In a pair of Supreme Court cases concerning “time-limited experiments to test variations from the statutory requirements for States’ Medicaid plans,” the government moved Monday to vacate lower court decisions and remand the matter to the Department of Health and Human Services (HHS). At issue in the case are “demonstration projects” carried out in Arkansas and New Hampshire that would condition continuing Medicaid coverage on recipients working a certain number of hours.
The suits were originally brought by Medicaid beneficiaries in those two states. According to the government’s motion, the Courts of Appeal found that the statute “did not authorize the Secretary to approve the demonstration project testing the work-related requirements” in opinions issued a year ago. The Supreme Court granted certiorari and opening briefs were filed on January 19, the final full day of the Trump Administration.

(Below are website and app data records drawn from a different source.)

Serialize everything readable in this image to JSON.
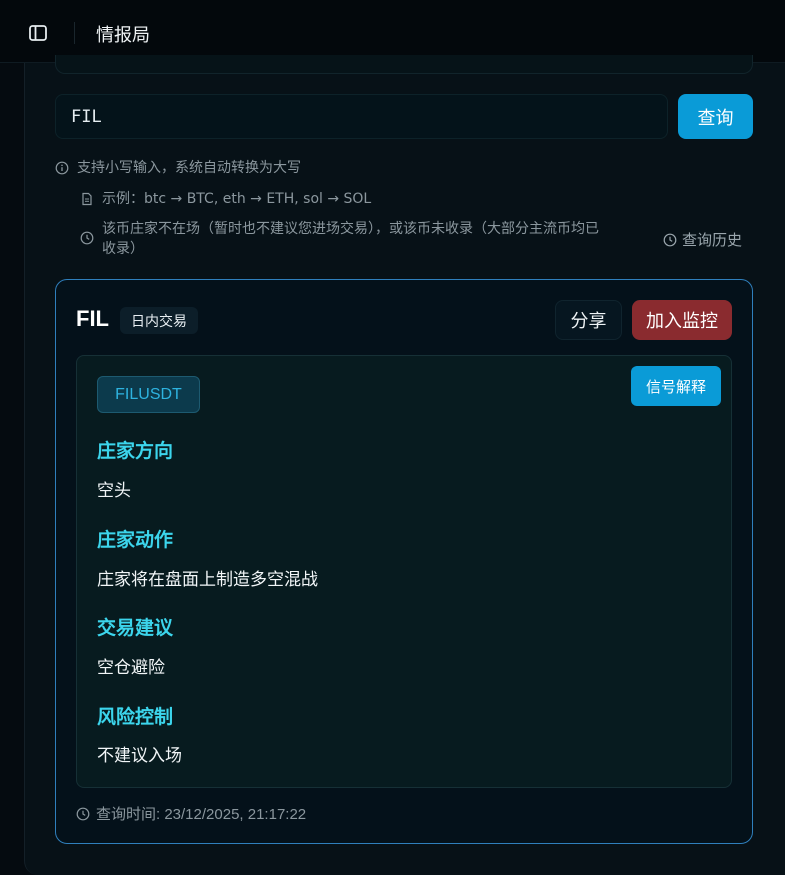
{
  "header": {
    "title": "情报局",
    "sidebar_toggle_icon": "sidebar-panel-icon"
  },
  "search": {
    "value": "FIL",
    "button_label": "查询"
  },
  "hints": {
    "tip": "支持小写输入，系统自动转换为大写",
    "example": "示例：btc → BTC, eth → ETH, sol → SOL",
    "notice_line1": "该币庄家不在场（暂时也不建议您进场交易），或该币未收录（大部分主流币均已",
    "notice_line2": "收录）",
    "history_label": "查询历史"
  },
  "result": {
    "symbol": "FIL",
    "mode_badge": "日内交易",
    "share_label": "分享",
    "monitor_label": "加入监控",
    "pair": "FILUSDT",
    "explain_label": "信号解释",
    "sections": [
      {
        "heading": "庄家方向",
        "value": "空头"
      },
      {
        "heading": "庄家动作",
        "value": "庄家将在盘面上制造多空混战"
      },
      {
        "heading": "交易建议",
        "value": "空仓避险"
      },
      {
        "heading": "风险控制",
        "value": "不建议入场"
      }
    ],
    "query_time": "查询时间: 23/12/2025, 21:17:22"
  },
  "colors": {
    "accent": "#0a9bd7",
    "danger": "#8a2b2f",
    "heading": "#3cd5ec",
    "card_border": "#2f7fbc"
  }
}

The motion explained that on February 14, the Biden Administration HHS sent letters to Arkansas, New Hampshire, and other states with approved demonstration projects implementing work requirements for Medicaid. The letters, according to the motion, said the agency “has begun a process of determining whether to withdraw approval of those requirements.” The letters added that the agency has “‘preliminarily determined'” that continuing the programs would “not promote the objectives of the Medicaid program.”
The Acting Solicitor General described this as an “intervening development,” arguing that the cases “no longer present a suitable context for the Court to address the question presented concerning the scope of the Secretary’s authority to approve the Arkansas and New Hampshire demonstration projects.”
The motion indicated that New Hampshire has no position on the matter, but that Arkansas opposes the federal government’s motion and intends to reply. The private respondents in the case are represented by Jenner & Block.